It's funny, I thought of this topic because I had read an article a few days ago on how Goldman Sachs is being extremely radical and innovative to improve new graduate employee's work hours by limiting them to max 75 hours a week. I really know people working 90-100 hours a week for the first 1-2 years of being a n investment banker, sometimes even an intern to try to get their foot in the front door. In fact 100 hour weeks is pretty normal for the first few years on wall street in these types of positions. Yet often 1000 people will apply to 20 positions. Starting salary is not even that much, base salary of 70k to 90k, possibly up to 140k with the yearly bonus.
For most of these kids, they don't have much commute time, most get apartments a few blocks from where they work. For convenience sake, I personally don't know anybody working for high profile investment firms traveling more than 20 min to work.
It's a hard job but most enjoy it I think. Especially boys, especially younger ones straight out of college without a lot of obligations (family, pets, relationships), many work all day long, party all night and love it. And once you're in, most get blinded by greed and money they'll work to the death for it. Or maybe they really enjoy it, I don't actually know. I have 3 uncles that have been doing it for 20-30 years. 2 cousins that started a few years ago and a few relatives trying to get in. But, I think our family knows what they're getting into. For someone that doesn't know and just wanted to live the glamorous lifestyle, it's probably a tremendous shock...to be thrown into a terrible work environment, with an impossible workload and no appreciation.

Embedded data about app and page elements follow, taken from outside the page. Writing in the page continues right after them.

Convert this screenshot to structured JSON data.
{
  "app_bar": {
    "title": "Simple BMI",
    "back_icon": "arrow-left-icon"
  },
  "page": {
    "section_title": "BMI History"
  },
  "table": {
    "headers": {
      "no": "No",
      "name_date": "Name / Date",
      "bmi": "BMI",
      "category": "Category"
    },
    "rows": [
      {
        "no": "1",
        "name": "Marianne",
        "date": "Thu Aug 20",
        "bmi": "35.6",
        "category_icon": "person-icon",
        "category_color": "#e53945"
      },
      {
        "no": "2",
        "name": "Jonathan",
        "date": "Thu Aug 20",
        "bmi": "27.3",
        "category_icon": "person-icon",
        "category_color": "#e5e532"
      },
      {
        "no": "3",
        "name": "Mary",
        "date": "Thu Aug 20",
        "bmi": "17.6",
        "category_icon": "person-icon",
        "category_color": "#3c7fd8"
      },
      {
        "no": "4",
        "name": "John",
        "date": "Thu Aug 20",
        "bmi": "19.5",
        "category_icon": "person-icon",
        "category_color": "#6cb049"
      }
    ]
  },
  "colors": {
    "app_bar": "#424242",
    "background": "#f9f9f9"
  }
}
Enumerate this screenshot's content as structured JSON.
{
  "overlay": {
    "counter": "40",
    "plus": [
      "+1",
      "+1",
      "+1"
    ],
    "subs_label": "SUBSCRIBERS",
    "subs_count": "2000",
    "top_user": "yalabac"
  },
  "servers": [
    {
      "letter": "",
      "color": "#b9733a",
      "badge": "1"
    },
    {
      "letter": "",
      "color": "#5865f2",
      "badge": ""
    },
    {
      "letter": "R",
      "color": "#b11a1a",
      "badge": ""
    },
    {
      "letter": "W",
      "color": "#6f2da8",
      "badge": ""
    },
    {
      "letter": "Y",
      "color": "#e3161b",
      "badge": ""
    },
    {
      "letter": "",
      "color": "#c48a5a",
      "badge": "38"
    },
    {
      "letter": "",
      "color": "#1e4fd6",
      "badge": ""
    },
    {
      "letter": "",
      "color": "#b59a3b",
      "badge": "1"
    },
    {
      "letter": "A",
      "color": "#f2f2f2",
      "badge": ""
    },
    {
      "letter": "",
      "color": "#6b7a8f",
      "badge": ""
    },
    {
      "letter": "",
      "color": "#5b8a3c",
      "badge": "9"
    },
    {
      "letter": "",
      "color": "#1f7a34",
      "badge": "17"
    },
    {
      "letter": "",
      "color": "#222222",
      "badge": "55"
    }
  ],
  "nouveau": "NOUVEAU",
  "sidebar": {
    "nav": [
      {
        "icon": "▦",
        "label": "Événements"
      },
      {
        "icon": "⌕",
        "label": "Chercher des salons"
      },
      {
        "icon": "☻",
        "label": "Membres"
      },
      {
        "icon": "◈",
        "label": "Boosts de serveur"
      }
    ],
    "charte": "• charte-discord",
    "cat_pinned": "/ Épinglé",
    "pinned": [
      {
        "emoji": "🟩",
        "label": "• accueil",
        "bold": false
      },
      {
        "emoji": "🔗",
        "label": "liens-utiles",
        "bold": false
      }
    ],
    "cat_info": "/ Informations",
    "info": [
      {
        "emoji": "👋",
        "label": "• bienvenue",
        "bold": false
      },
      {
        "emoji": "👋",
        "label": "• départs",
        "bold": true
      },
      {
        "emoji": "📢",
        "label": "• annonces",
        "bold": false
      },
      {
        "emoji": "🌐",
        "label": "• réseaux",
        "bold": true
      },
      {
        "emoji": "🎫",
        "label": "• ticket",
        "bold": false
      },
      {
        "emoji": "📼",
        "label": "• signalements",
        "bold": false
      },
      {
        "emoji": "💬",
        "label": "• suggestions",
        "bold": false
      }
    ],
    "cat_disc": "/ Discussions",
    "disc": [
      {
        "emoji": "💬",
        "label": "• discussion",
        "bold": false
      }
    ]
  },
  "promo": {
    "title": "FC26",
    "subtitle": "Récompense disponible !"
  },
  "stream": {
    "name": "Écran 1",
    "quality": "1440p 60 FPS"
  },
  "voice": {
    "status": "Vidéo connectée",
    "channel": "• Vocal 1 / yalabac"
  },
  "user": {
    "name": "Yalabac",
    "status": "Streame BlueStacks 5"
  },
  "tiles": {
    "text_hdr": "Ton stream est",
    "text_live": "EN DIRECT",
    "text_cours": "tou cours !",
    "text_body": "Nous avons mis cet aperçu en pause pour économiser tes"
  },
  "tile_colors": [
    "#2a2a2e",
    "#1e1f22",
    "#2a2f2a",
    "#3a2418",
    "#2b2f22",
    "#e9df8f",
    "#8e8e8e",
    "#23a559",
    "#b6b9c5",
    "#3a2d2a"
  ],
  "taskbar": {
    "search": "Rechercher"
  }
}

However, that being said, I think if I were given the opportunity, I would probably do it. Last year, I was working 35 hours a week, plus 15 hours of school a week, plus 12 hours of commute not even including preparing for classes and doing papers/research/assignments. I was up to about 70 hrs a week away from home and my spare time went into other personal projects, research, etc. Although it was extremely tiring, to me, it was worth it. I like to be productive and I hate to be idle so for my personality, it may not be a terrible thing. But of course, researching for 3 hours after a 15 hour day vs trying to meet deadlines and work deals after a 15 hour day is probably very different. I don't even think I can understand how much the workload really is, even with so many relatives doing it...